Amnesty International on Monday urged Moderna to share its COVID-19 technology to ensure the vaccine breakthrough is not limited to rich countries.
The US biotech company announced earlier on Monday that its new vaccine was 94.5 percent effective against COVID-19.
Stephen Cockburn, Amnesty International’s Head of Economic and Social Justice Program, said Moderna should now ensure that poor countries around the world have access to the vaccine to prevent the global spread COVID-19.
To date, Moderna is the only company that has committed to not enforce its intellectual property rights and allow others to make the vaccine.
“Having already sold most of its potential 2021 vaccine supply to rich countries, Moderna must follow through on its promise to allow others to make the vaccine, and provide the knowledge and technology to do so, once the vaccine has proven to be safe and effective,” Cockburn said in a statement.
“Companies like Moderna and Pfizer-BioNTech have a responsibility to respect human rights, and they should play a leading role towards a global solution to COVID-19 by sharing and ensuring affordable prices. They must not act in a way that allows governments to hoard vaccines for a privileged few.
“We can only put an end to COVID-19 if companies ensure that those most in need of life-saving vaccines are not left behind. It’s time for companies to live up to their human rights responsibilities and ensure the widest possible access to their innovations.”
Moderna has said it can manufacture between 500 million and 1billion vaccine doses in 2021 (two doses per person needed), but it has only struck deals with rich countries that may account for the majority of these.
The US has paid for 100 million doses already, with an option of a further 500 million. Canada has ordered 56 million, Japan 50 million, and the European Commission completed advanced talks with Moderna for up to 160 million doses.
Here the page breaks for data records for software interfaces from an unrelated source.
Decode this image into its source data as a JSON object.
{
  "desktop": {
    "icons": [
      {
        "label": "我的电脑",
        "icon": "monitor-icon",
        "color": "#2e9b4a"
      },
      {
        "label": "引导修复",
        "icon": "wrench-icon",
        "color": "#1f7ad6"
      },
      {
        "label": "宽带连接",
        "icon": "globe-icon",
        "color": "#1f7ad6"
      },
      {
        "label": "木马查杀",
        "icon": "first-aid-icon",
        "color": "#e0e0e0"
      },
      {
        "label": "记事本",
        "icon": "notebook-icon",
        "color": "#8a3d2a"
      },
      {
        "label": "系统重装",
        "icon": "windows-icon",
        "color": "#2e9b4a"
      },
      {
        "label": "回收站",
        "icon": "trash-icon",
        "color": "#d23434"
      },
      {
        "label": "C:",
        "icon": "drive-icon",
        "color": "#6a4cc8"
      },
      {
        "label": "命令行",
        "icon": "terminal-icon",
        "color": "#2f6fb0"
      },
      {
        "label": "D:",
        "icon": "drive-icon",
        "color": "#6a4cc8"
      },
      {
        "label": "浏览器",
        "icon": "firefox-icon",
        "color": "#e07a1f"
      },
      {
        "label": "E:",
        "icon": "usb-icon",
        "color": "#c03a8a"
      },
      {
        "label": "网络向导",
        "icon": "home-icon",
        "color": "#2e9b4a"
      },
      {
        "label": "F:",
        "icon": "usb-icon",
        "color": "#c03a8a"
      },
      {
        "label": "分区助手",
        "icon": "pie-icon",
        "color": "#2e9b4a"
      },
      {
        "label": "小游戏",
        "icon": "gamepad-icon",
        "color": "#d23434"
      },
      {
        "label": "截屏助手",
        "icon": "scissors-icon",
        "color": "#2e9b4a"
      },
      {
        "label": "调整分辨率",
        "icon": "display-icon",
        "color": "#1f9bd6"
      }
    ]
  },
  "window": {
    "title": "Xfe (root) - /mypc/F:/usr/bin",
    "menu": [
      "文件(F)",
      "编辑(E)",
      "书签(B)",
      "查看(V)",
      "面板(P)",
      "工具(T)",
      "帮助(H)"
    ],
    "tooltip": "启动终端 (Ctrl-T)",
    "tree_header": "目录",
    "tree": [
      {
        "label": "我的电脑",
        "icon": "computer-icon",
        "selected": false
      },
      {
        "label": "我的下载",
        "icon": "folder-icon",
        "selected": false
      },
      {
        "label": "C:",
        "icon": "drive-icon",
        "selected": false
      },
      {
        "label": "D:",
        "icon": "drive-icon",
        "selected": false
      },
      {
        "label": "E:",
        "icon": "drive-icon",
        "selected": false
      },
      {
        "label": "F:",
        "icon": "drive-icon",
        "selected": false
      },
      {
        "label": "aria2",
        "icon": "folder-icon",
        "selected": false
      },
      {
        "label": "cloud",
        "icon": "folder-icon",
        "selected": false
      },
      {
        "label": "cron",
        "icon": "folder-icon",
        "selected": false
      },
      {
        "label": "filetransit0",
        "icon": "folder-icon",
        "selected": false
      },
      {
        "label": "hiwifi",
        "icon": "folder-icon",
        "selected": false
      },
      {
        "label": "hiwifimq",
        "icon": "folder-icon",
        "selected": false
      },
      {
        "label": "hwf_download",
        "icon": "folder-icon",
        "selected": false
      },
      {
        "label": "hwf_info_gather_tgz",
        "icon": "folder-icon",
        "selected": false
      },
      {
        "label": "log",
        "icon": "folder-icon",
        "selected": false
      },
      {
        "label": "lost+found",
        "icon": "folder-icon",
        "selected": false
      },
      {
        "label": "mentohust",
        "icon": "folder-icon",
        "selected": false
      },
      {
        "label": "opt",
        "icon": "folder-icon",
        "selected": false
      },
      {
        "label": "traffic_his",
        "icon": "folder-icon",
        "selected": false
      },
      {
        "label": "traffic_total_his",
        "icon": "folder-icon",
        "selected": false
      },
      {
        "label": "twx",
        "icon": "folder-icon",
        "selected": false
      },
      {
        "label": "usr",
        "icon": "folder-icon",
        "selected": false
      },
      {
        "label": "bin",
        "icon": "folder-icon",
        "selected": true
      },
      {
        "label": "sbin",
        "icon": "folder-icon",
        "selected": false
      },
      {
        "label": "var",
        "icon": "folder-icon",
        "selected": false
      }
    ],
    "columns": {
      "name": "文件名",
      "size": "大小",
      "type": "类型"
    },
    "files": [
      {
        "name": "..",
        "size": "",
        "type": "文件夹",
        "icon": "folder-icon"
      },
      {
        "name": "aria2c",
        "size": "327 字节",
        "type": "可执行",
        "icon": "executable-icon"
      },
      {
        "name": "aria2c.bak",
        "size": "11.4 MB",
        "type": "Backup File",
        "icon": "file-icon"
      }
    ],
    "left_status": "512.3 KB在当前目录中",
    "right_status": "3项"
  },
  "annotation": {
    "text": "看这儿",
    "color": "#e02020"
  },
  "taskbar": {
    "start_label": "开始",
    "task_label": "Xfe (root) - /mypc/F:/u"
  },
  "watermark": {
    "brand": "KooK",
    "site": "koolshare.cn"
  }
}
As these negotiations tend to be done behind closed doors, additional deals could also be underway, added Amnesty International.
The new development follows a UN Special Rapporteurs statement on November 9, which highlighted that companies “should refrain from causing or contributing to adverse impacts on the rights to life and health by invoking their intellectual property rights and prioritizing economic gains.”
Under international law, companies have a responsibility to respect human rights and, among others, must not impede States’ efforts to realize the right to health and access to medicines.